Globalization and the changing role of the nation-state call for new approaches to environmental governance and new ways to conceptualize it. Recent developments in sociology—seen in the work of John Urry, Manuel Castells, and others—show how social theory can be made less static, more fluid, and more directed toward flow and networks in order to encompass today's reality. Governing Environmental Flows explores what such a reformulation means for the environmental social sciences. Taking the term environmental flows—in both its traditional scientific sense and in a newer social dimension—as its key unit of analysis, the book focuses on the interrelationships of globalization, the environment, and the state. The consensus of the contributors is that the conventional nation-state-based approach to environmental policy is in need of revision; the goal of the book is to lay the foundations for a set of concepts capable of analyzing environmental governance in global modernity.
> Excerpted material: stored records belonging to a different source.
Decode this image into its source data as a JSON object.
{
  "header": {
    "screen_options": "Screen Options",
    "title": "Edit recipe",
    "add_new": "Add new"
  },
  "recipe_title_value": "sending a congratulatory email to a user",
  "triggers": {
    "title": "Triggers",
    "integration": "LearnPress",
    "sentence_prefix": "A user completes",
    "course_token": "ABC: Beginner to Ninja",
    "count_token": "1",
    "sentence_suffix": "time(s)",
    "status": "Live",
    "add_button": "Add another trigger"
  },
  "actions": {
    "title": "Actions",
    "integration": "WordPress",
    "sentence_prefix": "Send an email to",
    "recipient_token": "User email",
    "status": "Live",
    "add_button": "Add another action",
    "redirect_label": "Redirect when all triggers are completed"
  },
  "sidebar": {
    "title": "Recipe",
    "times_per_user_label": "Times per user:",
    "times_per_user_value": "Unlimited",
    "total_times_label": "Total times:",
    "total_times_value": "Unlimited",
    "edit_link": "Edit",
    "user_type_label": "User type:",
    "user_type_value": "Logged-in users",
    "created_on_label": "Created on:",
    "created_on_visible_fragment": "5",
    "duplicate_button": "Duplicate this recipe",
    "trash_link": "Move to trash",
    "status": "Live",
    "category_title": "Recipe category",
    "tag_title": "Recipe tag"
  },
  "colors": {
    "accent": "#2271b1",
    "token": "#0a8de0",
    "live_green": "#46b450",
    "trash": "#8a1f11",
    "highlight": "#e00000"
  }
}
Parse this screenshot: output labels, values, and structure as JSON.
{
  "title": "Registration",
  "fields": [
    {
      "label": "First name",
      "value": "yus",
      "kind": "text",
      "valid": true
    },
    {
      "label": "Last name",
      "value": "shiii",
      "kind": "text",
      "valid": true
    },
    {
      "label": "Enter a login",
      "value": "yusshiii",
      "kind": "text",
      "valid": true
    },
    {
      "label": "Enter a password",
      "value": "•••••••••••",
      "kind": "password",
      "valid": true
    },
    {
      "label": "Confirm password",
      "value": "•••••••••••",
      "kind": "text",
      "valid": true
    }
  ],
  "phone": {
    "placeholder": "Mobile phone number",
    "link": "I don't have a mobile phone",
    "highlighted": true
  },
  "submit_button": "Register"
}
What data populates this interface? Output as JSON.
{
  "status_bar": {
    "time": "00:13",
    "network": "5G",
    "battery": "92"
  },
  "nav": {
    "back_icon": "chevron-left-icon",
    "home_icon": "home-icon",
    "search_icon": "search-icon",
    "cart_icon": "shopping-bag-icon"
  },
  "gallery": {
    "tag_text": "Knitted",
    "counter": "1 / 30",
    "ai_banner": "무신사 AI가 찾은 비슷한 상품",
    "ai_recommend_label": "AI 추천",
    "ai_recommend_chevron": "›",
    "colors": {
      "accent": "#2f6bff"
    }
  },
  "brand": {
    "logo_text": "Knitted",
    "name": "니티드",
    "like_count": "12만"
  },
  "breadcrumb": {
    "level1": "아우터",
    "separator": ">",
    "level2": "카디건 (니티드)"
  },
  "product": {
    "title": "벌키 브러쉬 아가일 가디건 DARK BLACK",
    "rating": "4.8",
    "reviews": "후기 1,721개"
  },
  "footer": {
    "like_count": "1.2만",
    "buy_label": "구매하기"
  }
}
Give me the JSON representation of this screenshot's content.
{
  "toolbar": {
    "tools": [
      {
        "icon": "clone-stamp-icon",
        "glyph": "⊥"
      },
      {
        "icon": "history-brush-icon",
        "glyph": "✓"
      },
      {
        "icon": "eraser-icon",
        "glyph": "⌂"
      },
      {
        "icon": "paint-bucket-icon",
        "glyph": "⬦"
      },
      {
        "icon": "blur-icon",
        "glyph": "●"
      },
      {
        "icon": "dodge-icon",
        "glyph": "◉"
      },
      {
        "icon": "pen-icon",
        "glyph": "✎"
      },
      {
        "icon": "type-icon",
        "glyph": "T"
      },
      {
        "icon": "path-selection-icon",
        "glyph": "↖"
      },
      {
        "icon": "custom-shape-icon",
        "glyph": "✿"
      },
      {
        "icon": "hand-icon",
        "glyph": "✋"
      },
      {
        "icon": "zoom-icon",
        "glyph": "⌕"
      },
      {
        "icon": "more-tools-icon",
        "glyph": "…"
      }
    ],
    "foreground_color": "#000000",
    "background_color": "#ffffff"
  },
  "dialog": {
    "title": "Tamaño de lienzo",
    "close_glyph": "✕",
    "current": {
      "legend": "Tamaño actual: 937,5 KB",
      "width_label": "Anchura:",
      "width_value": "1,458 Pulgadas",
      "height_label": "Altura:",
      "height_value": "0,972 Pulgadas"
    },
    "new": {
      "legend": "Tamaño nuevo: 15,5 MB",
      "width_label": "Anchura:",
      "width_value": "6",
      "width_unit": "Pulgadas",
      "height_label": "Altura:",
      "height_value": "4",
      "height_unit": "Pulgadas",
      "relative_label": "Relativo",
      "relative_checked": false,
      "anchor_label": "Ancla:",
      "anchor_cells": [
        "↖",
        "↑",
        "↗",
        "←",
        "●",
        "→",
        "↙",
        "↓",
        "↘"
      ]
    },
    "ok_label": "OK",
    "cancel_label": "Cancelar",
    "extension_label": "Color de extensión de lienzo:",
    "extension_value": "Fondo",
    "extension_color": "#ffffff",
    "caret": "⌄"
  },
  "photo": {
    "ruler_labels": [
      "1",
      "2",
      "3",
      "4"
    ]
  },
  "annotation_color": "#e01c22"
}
The first part of the book takes a theoretical perspective on how to interpret and conceptualize problems of governance and material flows. Case studies follow, examining biodiversity policies, transnational governance of climate-change-related water risks, globalized food production and consumption, "green" urban office buildings owned by global corporations, and transport flows in everyday life. Using the flow and network conceptual framework, these case studies illuminate the new dynamics of environmental policymaking in the twenty-first century.
About the Editor
Gert Spaargaren is Professor of Environmental Policy of Sustainable Lifestyles and Consumption in the Department of Social Sciences at Wageningen University in the Netherlands.
"This is an accomplished and thoughtful collection, indispensable for all those interested in contemporary environmental sociology and related fields."
—Michael Redclift, King's College London
"The editors draw on a provocative and innovative strand of social theorizing and seek to adapt it to the study of environmental concerns. The resulting volume promises to build a far-reaching transdisciplinary agenda."
—John M. Meyer, Department of Government and Politics, Humboldt State University
"Twelve authors from seven countries and four continents—this is true international scholarship. Which is precisely the point: The concept of environmental flows challenges us to appreciate the fluidity of life on this planet, a fluidity that crisscrosses the boundaries we humans try to construct. A vital work."
—Michael Bell, Department of Rural Sociology, University of Wisconsin-Madison